When in Resize mode, simply click and drag with the LMB . You'll always start with a cube. In order to make complex shapes, you'll need to carve up the cube and piece several different brushes together. But don't worry about that just yet.
To modify the brush when it is selected, click and hold down the LMB outside of the brush. You should not be clicking on the brush but somewhere outside of it.. Then, while holding the LMB drag the mouse and you will see the shape change.
To move any object (brushes or entities) in Resize mode, click inside the brush and drag around. Pretty straightforward.
If you modify the vertices of a brush (V) you should always grid align the vertices. This is also true for cutting brushes (X) or CSG carving.
On the right of UFORadiant you'll see a panel with several tabs. Each of these sidebars will give you different features.
This is where you will set properties for entities. It also gives you a tree view of every item in your map. All the entities are listed and you can find all the brushes under the worldspawn entity. It's more useful for finding entities, because brushes are not identified at all.
The surface panel allows you to set all the properties for brushes and those properties which can be applied to single faces of a brush. Align textures, choose which levels a brush should appear on, and pretty much everything else. This panel will become a close friend.

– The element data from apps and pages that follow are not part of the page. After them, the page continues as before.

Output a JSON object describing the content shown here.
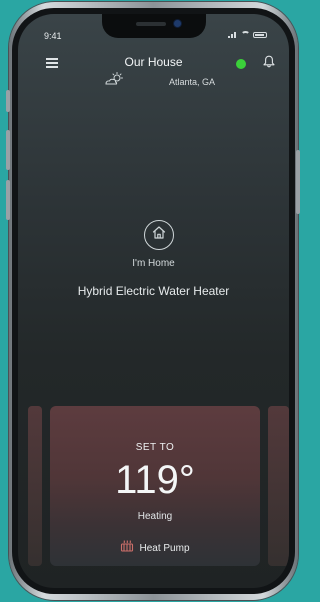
{
  "status_bar": {
    "time": "9:41"
  },
  "header": {
    "title": "Our House",
    "location": "Atlanta, GA",
    "menu_icon": "hamburger-menu-icon",
    "weather_icon": "partly-sunny-icon",
    "connection_status_color": "#3bd13a",
    "notifications_icon": "bell-icon"
  },
  "home_status": {
    "icon": "house-icon",
    "label": "I'm Home"
  },
  "device": {
    "name": "Hybrid Electric Water Heater"
  },
  "setpoint_card": {
    "set_to_label": "SET TO",
    "temperature": "119°",
    "status": "Heating",
    "mode_icon": "heat-pump-icon",
    "mode_label": "Heat Pump",
    "accent_color": "#5d3c3f"
  }
}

This panel will let you browse and insert prefabs into your map.
Access all of the textures available in the game. You can apply them to a brush or face by selecting the brush or face and double clicking on the texture in the texture panel.
This is not yet fully implemented, but will eventually allow you to view particle effects to include in your map.
Counts the different (entities) on the map.
I have no idea!
You may have noticed when creating a brush that you are locked onto the grid system. Everything you do must correspond to the grid. But you can change the spacing of the grid to be smaller or larger.
You can change the size of the grid by using the number keys above the keyboard (1 is smaller than 0). You can also choose the Grid option at the very top of UFORadiant and select a different grid size.
The grid is incredibly important, as the later tutorial on dimensions will explain. Because soldiers walk around on a grid in the battlescape, everything you build in the map must be laid out accordingly. That's why it's always a good idea to keep in mind what grid you're on when building in UFORadiant.
If you're coming to UFORadiant from more extensive 3D modeling software, like 3DSM, you may not be used to working on-grid. It will probably be one of the more difficult adjustments to make and one of the unique aspects of building for a grid-based tactical game.
You need to add textures to a brush to make them pretty. To do so, select the brush SHIFTLMB (or just the face of the the brush SHIFTCTRLLMB ) and then open the texture browser in the sidepanel. Find the texture you want and double click on it.
General useful information
To get your map to build into a Template:Path file correctly (what the game uses to play the map), you'll need at least three brushes on the map with their level settings correct. It must also be a minimum of 20 64x64 visible squares (Figure 320 x 256). I haven't tested if this can be shrunk when you go up multiple levels, but a 'single level' map is hit with this constriction. However, you will NOT need to place any alien or human start points yet.
(I'm not sure if the following is still correct.) The map will also have a 22 meg memory usage hard limit in the game. This includes equipment models, actor models, etc. So, even if your compiled .bsp file is smaller then this restriction, you may run into it. If you are crashing to desktop with a .bsp file that's larger then around 14-15 megs, it's quite possible nothing is wrong but memory dumps. Be aware if your map is VERY complex.
Play around with the controls here to get used to what they're going to do, and then come back and we'll walk you through setting up a map without people, and then adding some folks to it.
When you're done making a very broken toy while playing with the tools, go to Lesson 1.